The complaint, filed against Campbell Soup and the AHA by plaintiff Kerry O’Shea in New Jersey, alleges the defendants breached the New Jersey Consumer Fraud Act, and that using the Heart-check mark on Campbell’s Healthy Request soup was “misleading and deceptive to the average and ordinary consumer” given the products’ sodium content.
The soups have 410mg sodium per half-can serving - which meet AHA criteria for the Heart-check (480mg/serving threshold for sodium in soup click here) - but is far in excess of what the FDA and the AHA recommend for low sodium foods, said O'Shea.
The AHA certifies products that are far less heart-healthy than it otherwise advises consumers to eat
The AHA’s general nutritional guidelines advise people to “eat less than 1,500mg of sodium per day and to choose only low-sodium canned foods, defined by the AHA as foods containing 140mg of sodium or less per serving”, she alleged.
The FDA, meanwhile, sets a threshold of just 140mg per serving for low sodium claims, she added (click here), yet Campbell Soup says in ads its Healthy Request soups (410mg/serving) have a ‘healthy level of sodium’, she noted.

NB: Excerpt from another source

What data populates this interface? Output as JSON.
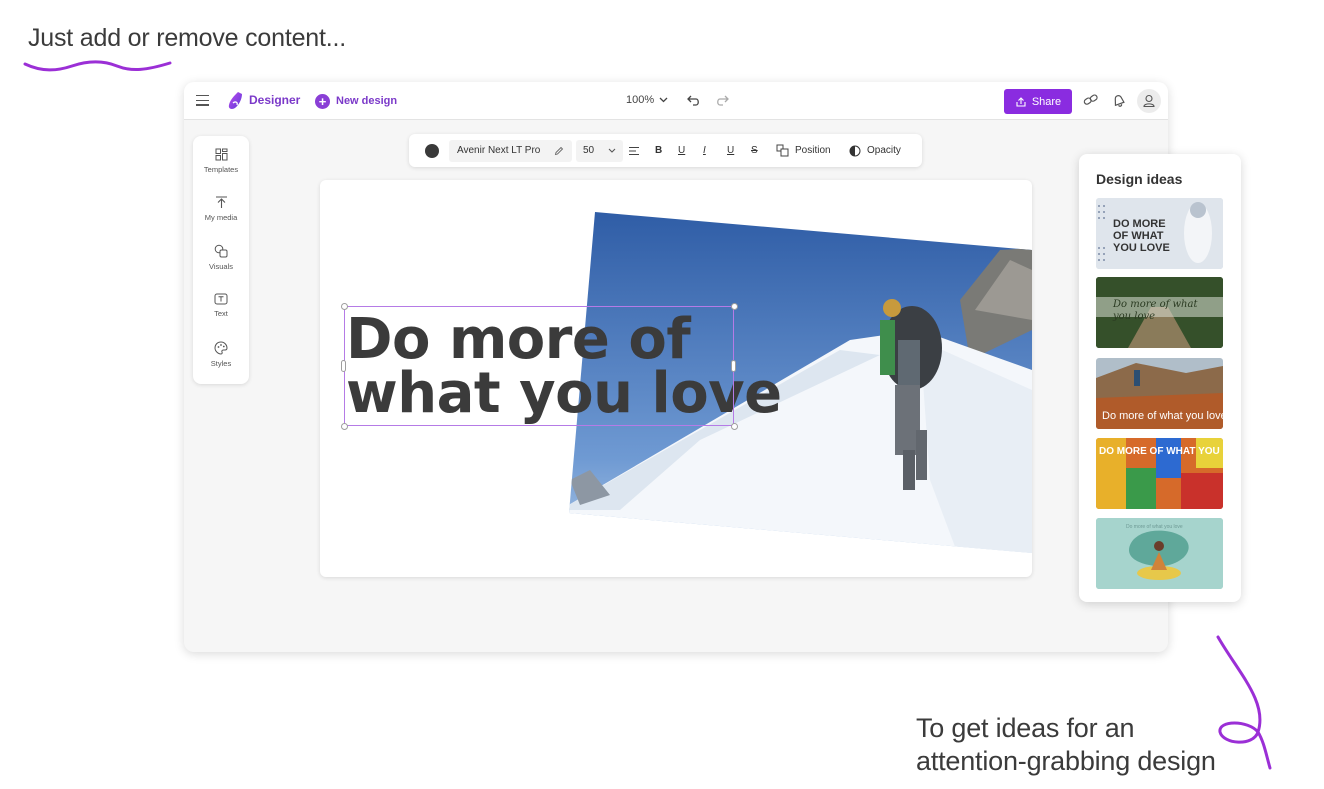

“The AHA certifies products that are far less heart-healthy than it otherwise advises consumers to eat… A single serving of any Campbell’s Healthy Request soup has nearly three times the amount of sodium permitted by the AHA’s non-commercial dietary and nutrition guidelines."
AHA: Heart-Check program is not a low sodium claim system

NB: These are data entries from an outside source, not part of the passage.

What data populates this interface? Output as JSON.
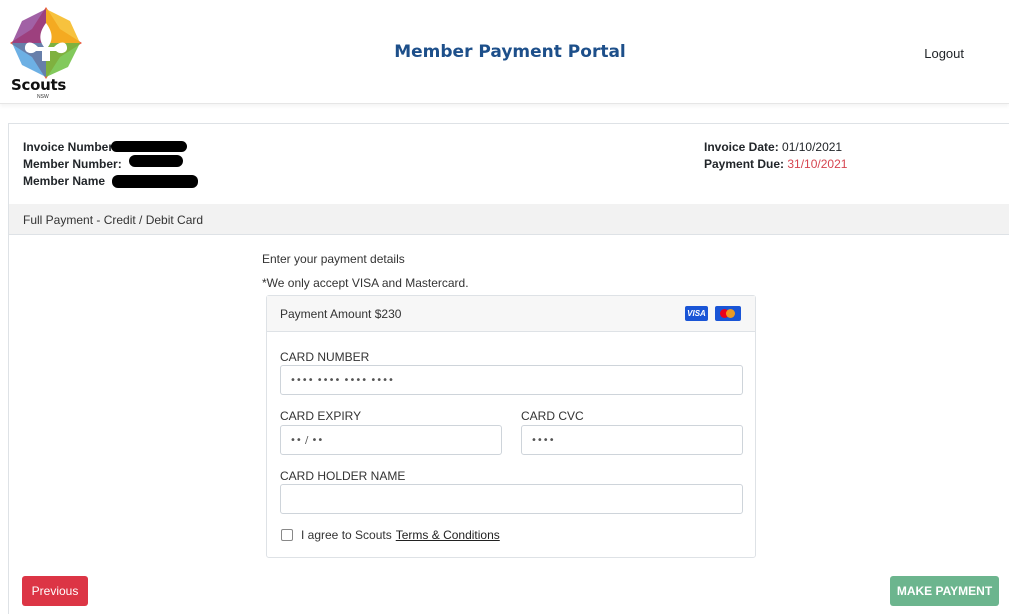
{
  "header": {
    "logo_text": "Scouts",
    "logo_sub": "NSW",
    "title": "Member Payment Portal",
    "logout_label": "Logout"
  },
  "invoice": {
    "invoice_number_label": "Invoice Number",
    "member_number_label": "Member Number:",
    "member_name_label": "Member Name",
    "invoice_date_label": "Invoice Date:",
    "invoice_date_value": "01/10/2021",
    "payment_due_label": "Payment Due:",
    "payment_due_value": "31/10/2021"
  },
  "section_title": "Full Payment - Credit / Debit Card",
  "instructions": {
    "line1": "Enter your payment details",
    "line2": "*We only accept VISA and Mastercard."
  },
  "payment": {
    "amount_label": "Payment Amount $230",
    "card_icons": [
      "visa-icon",
      "mastercard-icon"
    ],
    "visa_text": "VISA"
  },
  "fields": {
    "card_number_label": "CARD NUMBER",
    "card_number_placeholder": "•••• •••• •••• ••••",
    "card_expiry_label": "CARD EXPIRY",
    "card_expiry_placeholder": "•• / ••",
    "card_cvc_label": "CARD CVC",
    "card_cvc_placeholder": "••••",
    "card_holder_label": "CARD HOLDER NAME",
    "card_holder_placeholder": ""
  },
  "agreement": {
    "text": "I agree to Scouts",
    "link": "Terms & Conditions"
  },
  "buttons": {
    "previous": "Previous",
    "make_payment": "MAKE PAYMENT"
  },
  "colors": {
    "title_blue": "#1d4f8a",
    "due_red": "#d64550",
    "previous_red": "#dc3545",
    "pay_green": "#6cb58e"
  }
}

However, Amit Chitre, MHA, director, national strategic communications at the AHA, told FoodNavigator-USA that Heart-Check is “not a low sodium claim system”, and is “based on the FDA unqualified claim for coronary artery disease, which includes criteria for fat and cholesterol and in addition, restricts sodium per serving to 480mg”.
He added: “Our Food Certification Program regularly conducts laboratory testing to verify that products earning the Heart Check meet our nutritional criteria.

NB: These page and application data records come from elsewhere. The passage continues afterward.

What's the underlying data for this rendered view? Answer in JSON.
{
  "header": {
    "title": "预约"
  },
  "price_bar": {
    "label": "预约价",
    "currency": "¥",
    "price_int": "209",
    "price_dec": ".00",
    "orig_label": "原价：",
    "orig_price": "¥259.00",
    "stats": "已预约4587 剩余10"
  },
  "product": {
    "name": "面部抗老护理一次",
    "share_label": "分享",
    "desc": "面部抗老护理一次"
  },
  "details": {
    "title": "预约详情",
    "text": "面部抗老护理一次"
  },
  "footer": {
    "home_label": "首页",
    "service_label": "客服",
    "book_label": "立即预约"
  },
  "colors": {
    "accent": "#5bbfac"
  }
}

“Food manufacturers applying to the Food Certification Program pay an administrative fee, which is only sufficient for the program’s product testing, public information and program operating expenses.”
Attorney: 'This complaint appears totally frivolous'
So what do the lawyers thinks?
Rebecca Cross, an attorney at San Francisco-based law firm BraunHagey & Borden LLP, said she did not think O'Shea had a compelling case: "Like many of the other food labeling cases needlessly clogging up our court system, this complaint appears totally frivolous.
"Every can of Campbell’s soup contains nutrition information on the back where consumers can check the sodium content. Plaintiff fails to explain what she understood the heart-check mark to mean or how she was supposedly misled by it.
"And even as alleged in her complaint, the products fall within the heart check requirements for sodium, which are 480 mg per serving, and do not require a product to be 'low sodium' as defined by the FDA’s regulations."
However, Stephen Gardner, director of litigation for the Center for Science in the Public Interest (CSPI), said he believed the plaintiff had a point.
He added: "The AHA sells the rights to use the seal to companies that make products that are not healthful products.
"For example, one of the reasons we contacted Welch's was that it was using the Heart Check on products that were very high in sugar. A high-sugar product should not be promoted as heart-healthy."
Campbell Soup:We have complete confidence in the accuracy of our labels and our marketing communications
Campbell Soup told us: “Campbell has complete confidence in the accuracy of our labels and our marketing communications and that they meet regulatory and other legal requirements.”
The case is O’Shea v. Campbell Soup Co., 13-cv-04887, U.S. District Court, District of New Jersey (Camden).